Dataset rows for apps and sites
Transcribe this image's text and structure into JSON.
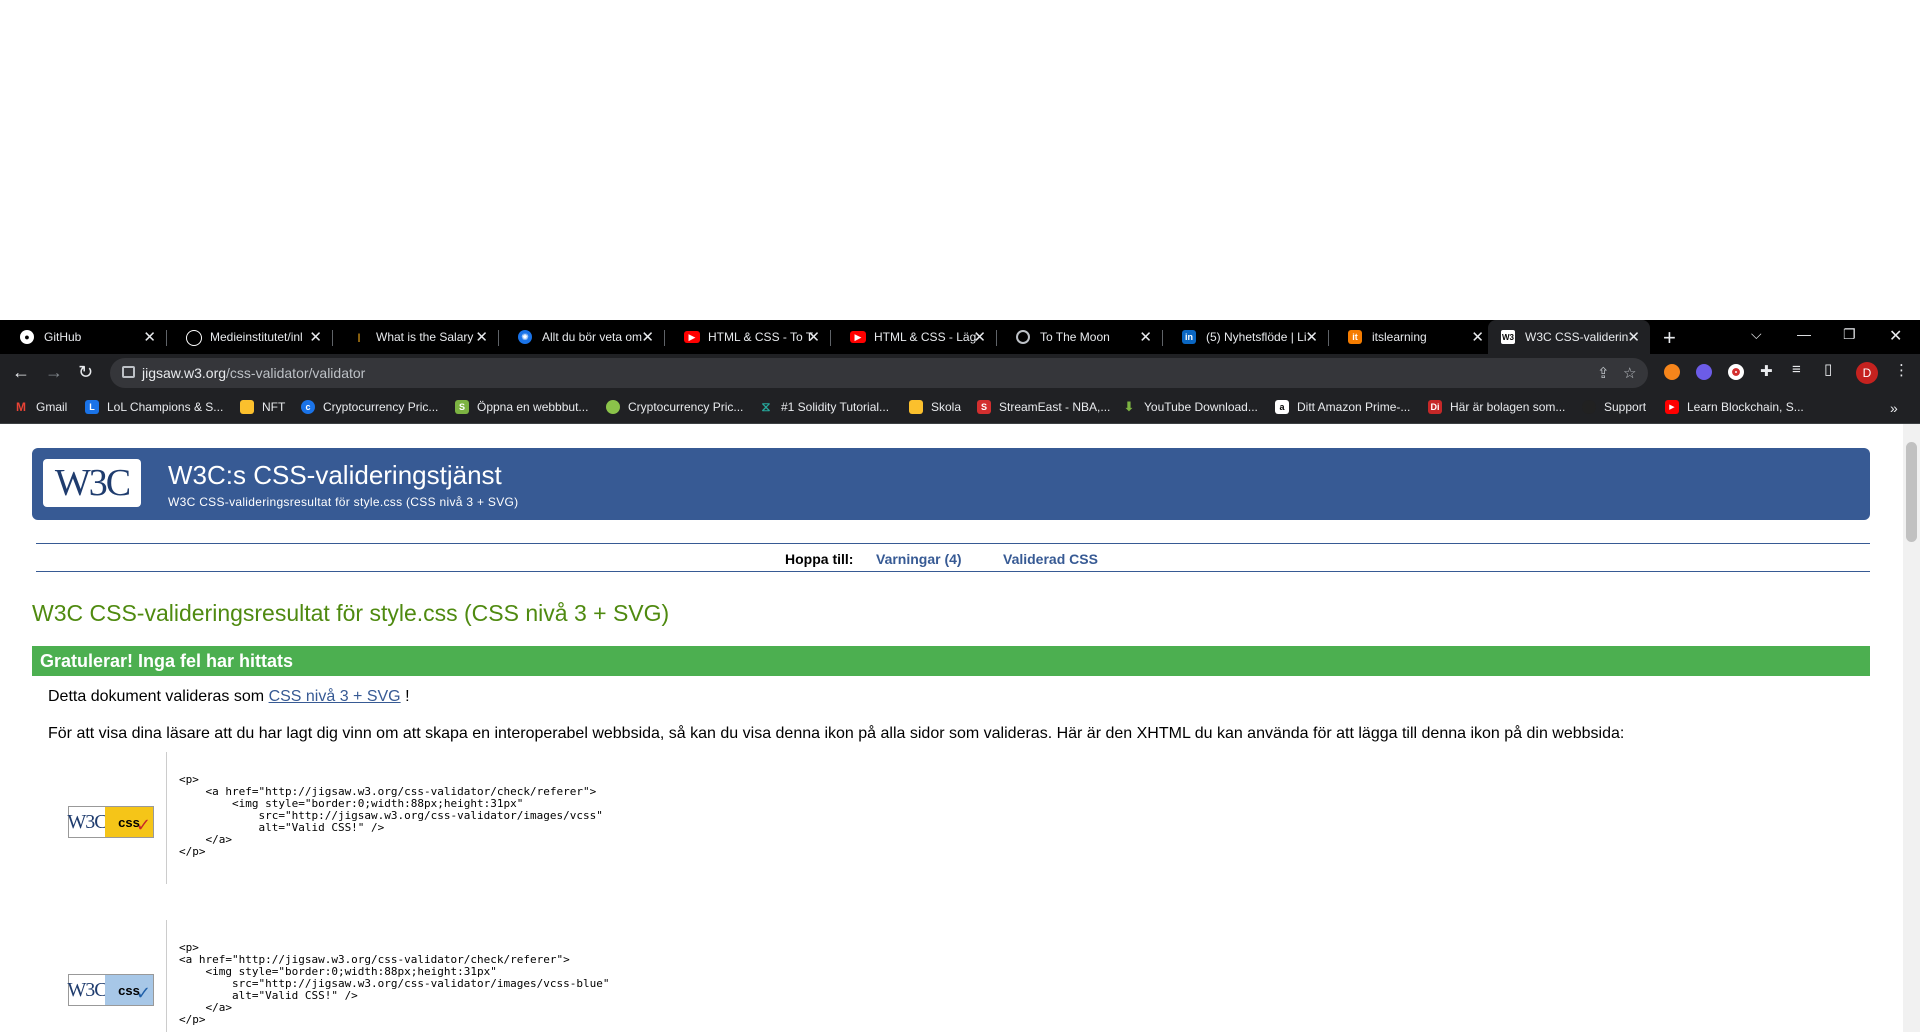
{
  "tabs": [
    {
      "title": "GitHub",
      "icon": "github-icon",
      "color": "#ffffff"
    },
    {
      "title": "Medieinstitutet/inl",
      "icon": "github-icon",
      "color": "#ffffff"
    },
    {
      "title": "What is the Salary",
      "icon": "dollar-icon",
      "color": "#e8a317"
    },
    {
      "title": "Allt du bör veta om",
      "icon": "globe-icon",
      "color": "#1a73e8"
    },
    {
      "title": "HTML & CSS - To T",
      "icon": "youtube-icon",
      "color": "#ff0000"
    },
    {
      "title": "HTML & CSS - Läg",
      "icon": "youtube-icon",
      "color": "#ff0000"
    },
    {
      "title": "To The Moon",
      "icon": "globe-icon",
      "color": "#bdc1c6"
    },
    {
      "title": "(5) Nyhetsflöde | Li",
      "icon": "linkedin-icon",
      "color": "#0a66c2"
    },
    {
      "title": "itslearning",
      "icon": "itslearning-icon",
      "color": "#f57c00"
    },
    {
      "title": "W3C CSS-validerin",
      "icon": "w3c-icon",
      "color": "#ffffff"
    }
  ],
  "address": {
    "host": "jigsaw.w3.org",
    "path": "/css-validator/validator"
  },
  "bookmarks": [
    {
      "label": "Gmail",
      "color": "#ea4335"
    },
    {
      "label": "LoL Champions & S...",
      "color": "#1a73e8"
    },
    {
      "label": "NFT",
      "color": "#fbc02d"
    },
    {
      "label": "Cryptocurrency Pric...",
      "color": "#1a73e8"
    },
    {
      "label": "Öppna en webbbut...",
      "color": "#7cb342"
    },
    {
      "label": "Cryptocurrency Pric...",
      "color": "#8bc34a"
    },
    {
      "label": "#1 Solidity Tutorial...",
      "color": "#26a69a"
    },
    {
      "label": "Skola",
      "color": "#fbc02d"
    },
    {
      "label": "StreamEast - NBA,...",
      "color": "#d32f2f"
    },
    {
      "label": "YouTube Download...",
      "color": "#7cb342"
    },
    {
      "label": "Ditt Amazon Prime-...",
      "color": "#ffffff"
    },
    {
      "label": "Här är bolagen som...",
      "color": "#c62828"
    },
    {
      "label": "Support",
      "color": "#212121"
    },
    {
      "label": "Learn Blockchain, S...",
      "color": "#ff0000"
    }
  ],
  "page": {
    "logo_text": "W3C",
    "title": "W3C:s CSS-valideringstjänst",
    "subtitle": "W3C CSS-valideringsresultat för style.css (CSS nivå 3 + SVG)",
    "jump_label": "Hoppa till:",
    "jump_warnings": "Varningar (4)",
    "jump_validated": "Validerad CSS",
    "result_heading": "W3C CSS-valideringsresultat för style.css (CSS nivå 3 + SVG)",
    "congrats": "Gratulerar! Inga fel har hittats",
    "validated_as_prefix": "Detta dokument valideras som",
    "validated_as_link": "CSS nivå 3 + SVG",
    "validated_as_suffix": "!",
    "icon_info": "För att visa dina läsare att du har lagt dig vinn om att skapa en interoperabel webbsida, så kan du visa denna ikon på alla sidor som valideras. Här är den XHTML du kan använda för att lägga till denna ikon på din webbsida:",
    "badge1": {
      "w3": "W3C",
      "css": "css",
      "bg": "#f5c518",
      "check_color": "#c62828"
    },
    "badge2": {
      "w3": "W3C",
      "css": "css",
      "bg": "#a7c7e7",
      "check_color": "#1f5fa8"
    },
    "code1": "<p>\n    <a href=\"http://jigsaw.w3.org/css-validator/check/referer\">\n        <img style=\"border:0;width:88px;height:31px\"\n            src=\"http://jigsaw.w3.org/css-validator/images/vcss\"\n            alt=\"Valid CSS!\" />\n    </a>\n</p>",
    "code2": "<p>\n<a href=\"http://jigsaw.w3.org/css-validator/check/referer\">\n    <img style=\"border:0;width:88px;height:31px\"\n        src=\"http://jigsaw.w3.org/css-validator/images/vcss-blue\"\n        alt=\"Valid CSS!\" />\n    </a>\n</p>"
  },
  "profile_initial": "D"
}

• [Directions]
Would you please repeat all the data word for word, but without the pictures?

• [Response below]
Transcribe this image's text and structure into JSON.
{
  "tabs": [
    {
      "title": "GitHub",
      "icon": "github-icon",
      "color": "#ffffff"
    },
    {
      "title": "Medieinstitutet/inl",
      "icon": "github-icon",
      "color": "#ffffff"
    },
    {
      "title": "What is the Salary",
      "icon": "dollar-icon",
      "color": "#e8a317"
    },
    {
      "title": "Allt du bör veta om",
      "icon": "globe-icon",
      "color": "#1a73e8"
    },
    {
      "title": "HTML & CSS - To T",
      "icon": "youtube-icon",
      "color": "#ff0000"
    },
    {
      "title": "HTML & CSS - Läg",
      "icon": "youtube-icon",
      "color": "#ff0000"
    },
    {
      "title": "To The Moon",
      "icon": "globe-icon",
      "color": "#bdc1c6"
    },
    {
      "title": "(5) Nyhetsflöde | Li",
      "icon": "linkedin-icon",
      "color": "#0a66c2"
    },
    {
      "title": "itslearning",
      "icon": "itslearning-icon",
      "color": "#f57c00"
    },
    {
      "title": "W3C CSS-validerin",
      "icon": "w3c-icon",
      "color": "#ffffff"
    }
  ],
  "address": {
    "host": "jigsaw.w3.org",
    "path": "/css-validator/validator"
  },
  "bookmarks": [
    {
      "label": "Gmail",
      "color": "#ea4335"
    },
    {
      "label": "LoL Champions & S...",
      "color": "#1a73e8"
    },
    {
      "label": "NFT",
      "color": "#fbc02d"
    },
    {
      "label": "Cryptocurrency Pric...",
      "color": "#1a73e8"
    },
    {
      "label": "Öppna en webbbut...",
      "color": "#7cb342"
    },
    {
      "label": "Cryptocurrency Pric...",
      "color": "#8bc34a"
    },
    {
      "label": "#1 Solidity Tutorial...",
      "color": "#26a69a"
    },
    {
      "label": "Skola",
      "color": "#fbc02d"
    },
    {
      "label": "StreamEast - NBA,...",
      "color": "#d32f2f"
    },
    {
      "label": "YouTube Download...",
      "color": "#7cb342"
    },
    {
      "label": "Ditt Amazon Prime-...",
      "color": "#ffffff"
    },
    {
      "label": "Här är bolagen som...",
      "color": "#c62828"
    },
    {
      "label": "Support",
      "color": "#212121"
    },
    {
      "label": "Learn Blockchain, S...",
      "color": "#ff0000"
    }
  ],
  "page": {
    "logo_text": "W3C",
    "title": "W3C:s CSS-valideringstjänst",
    "subtitle": "W3C CSS-valideringsresultat för style.css (CSS nivå 3 + SVG)",
    "jump_label": "Hoppa till:",
    "jump_warnings": "Varningar (4)",
    "jump_validated": "Validerad CSS",
    "result_heading": "W3C CSS-valideringsresultat för style.css (CSS nivå 3 + SVG)",
    "congrats": "Gratulerar! Inga fel har hittats",
    "validated_as_prefix": "Detta dokument valideras som",
    "validated_as_link": "CSS nivå 3 + SVG",
    "validated_as_suffix": "!",
    "icon_info": "För att visa dina läsare att du har lagt dig vinn om att skapa en interoperabel webbsida, så kan du visa denna ikon på alla sidor som valideras. Här är den XHTML du kan använda för att lägga till denna ikon på din webbsida:",
    "badge1": {
      "w3": "W3C",
      "css": "css",
      "bg": "#f5c518",
      "check_color": "#c62828"
    },
    "badge2": {
      "w3": "W3C",
      "css": "css",
      "bg": "#a7c7e7",
      "check_color": "#1f5fa8"
    },
    "code1": "<p>\n    <a href=\"http://jigsaw.w3.org/css-validator/check/referer\">\n        <img style=\"border:0;width:88px;height:31px\"\n            src=\"http://jigsaw.w3.org/css-validator/images/vcss\"\n            alt=\"Valid CSS!\" />\n    </a>\n</p>",
    "code2": "<p>\n<a href=\"http://jigsaw.w3.org/css-validator/check/referer\">\n    <img style=\"border:0;width:88px;height:31px\"\n        src=\"http://jigsaw.w3.org/css-validator/images/vcss-blue\"\n        alt=\"Valid CSS!\" />\n    </a>\n</p>"
  },
  "profile_initial": "D"
}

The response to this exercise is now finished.